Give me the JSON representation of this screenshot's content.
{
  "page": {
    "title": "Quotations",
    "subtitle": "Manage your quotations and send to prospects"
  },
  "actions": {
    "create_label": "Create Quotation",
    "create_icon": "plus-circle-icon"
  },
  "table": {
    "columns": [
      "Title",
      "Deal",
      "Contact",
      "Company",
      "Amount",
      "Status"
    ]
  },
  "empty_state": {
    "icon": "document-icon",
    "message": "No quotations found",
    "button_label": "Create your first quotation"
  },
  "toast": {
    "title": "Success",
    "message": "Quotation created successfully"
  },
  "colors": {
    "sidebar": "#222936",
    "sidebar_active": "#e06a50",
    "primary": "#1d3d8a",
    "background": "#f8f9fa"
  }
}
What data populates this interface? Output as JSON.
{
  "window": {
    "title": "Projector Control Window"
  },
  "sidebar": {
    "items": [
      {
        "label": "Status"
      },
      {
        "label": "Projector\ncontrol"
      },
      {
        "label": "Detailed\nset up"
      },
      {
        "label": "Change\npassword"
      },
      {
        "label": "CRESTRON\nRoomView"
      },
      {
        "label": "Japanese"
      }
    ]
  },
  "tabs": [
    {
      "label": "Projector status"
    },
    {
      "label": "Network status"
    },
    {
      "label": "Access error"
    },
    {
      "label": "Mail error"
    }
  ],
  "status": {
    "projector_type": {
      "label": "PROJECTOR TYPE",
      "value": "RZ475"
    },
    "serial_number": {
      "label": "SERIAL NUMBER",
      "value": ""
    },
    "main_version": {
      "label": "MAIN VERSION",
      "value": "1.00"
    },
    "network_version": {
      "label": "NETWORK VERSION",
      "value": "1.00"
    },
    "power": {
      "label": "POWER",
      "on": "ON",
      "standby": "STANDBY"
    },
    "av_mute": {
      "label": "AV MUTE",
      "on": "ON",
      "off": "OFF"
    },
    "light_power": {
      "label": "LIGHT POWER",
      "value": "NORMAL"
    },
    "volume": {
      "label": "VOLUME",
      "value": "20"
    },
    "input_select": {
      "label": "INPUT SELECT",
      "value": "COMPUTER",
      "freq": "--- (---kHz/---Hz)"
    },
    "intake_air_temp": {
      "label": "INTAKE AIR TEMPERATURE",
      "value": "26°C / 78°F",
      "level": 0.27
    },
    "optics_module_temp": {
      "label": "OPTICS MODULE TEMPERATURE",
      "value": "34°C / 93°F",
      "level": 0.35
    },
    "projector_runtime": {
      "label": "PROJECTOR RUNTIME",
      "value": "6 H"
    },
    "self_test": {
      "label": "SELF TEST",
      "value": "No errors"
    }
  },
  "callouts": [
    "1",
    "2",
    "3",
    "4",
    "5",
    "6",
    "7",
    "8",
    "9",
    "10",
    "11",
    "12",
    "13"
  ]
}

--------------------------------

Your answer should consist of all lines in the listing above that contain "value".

▶ **Response to this exercise**
      "value": "RZ475"
      "value": ""
      "value": "1.00"
      "value": "1.00"
      "value": "NORMAL"
      "value": "20"
      "value": "COMPUTER",
      "value": "26°C / 78°F",
      "value": "34°C / 93°F",
      "value": "6 H"
      "value": "No errors"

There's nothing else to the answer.